“We are still the number one team in television; we still lead all sports teams in memorabilia sales, we’ve sold 25 percent of all memorabilia sales that’s ever been sold in the NFL,” Jones said.
Cowboy Stadium provides the “real meat on the bone to get them talking". Jones even said that he would have taken a loss of something like $12 million in order to stage a proposed (and as yet unfulfilled) boxing match between Manny Pacquiao and Floyd Mayweather just to enhance the “aura” of the stadium.
Partnerships and sponsorship agreements with Pepsi, Nike and many others have kept the brand visible, while a Thanksgiving-focussed Red Kettle campaign with the Salvation Army makes the brand look good at the same time as reaching between 60 and 70 million people on Thanksgiving weekend.
“What you can do is use all of this visibility … and create some controversy,” Jones said. “As long as you can keep them talking … our record would show you can stay at the top.”
As for the future, Jones may look at a way of developing naming rights for the stadium by buying a company specifically for that purpose, in order to cross promote the Cowboy brand to its best advantage. “It’s still about the intellectual value of the brand,” he said.
Jones left the auditorium with his “five things that make a good salesman".
Number one, he said, is “ask for the money … and I forget the other four".

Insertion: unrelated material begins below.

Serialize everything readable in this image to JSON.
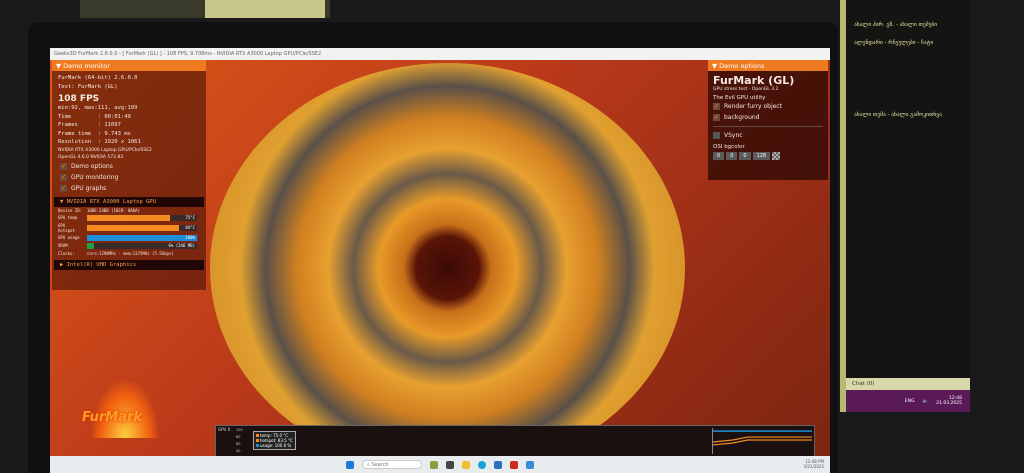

This article was first published on 06 May 2013 in World IP Review
Dallas Cowboys, INTA 2013, Jerry Jones, NFL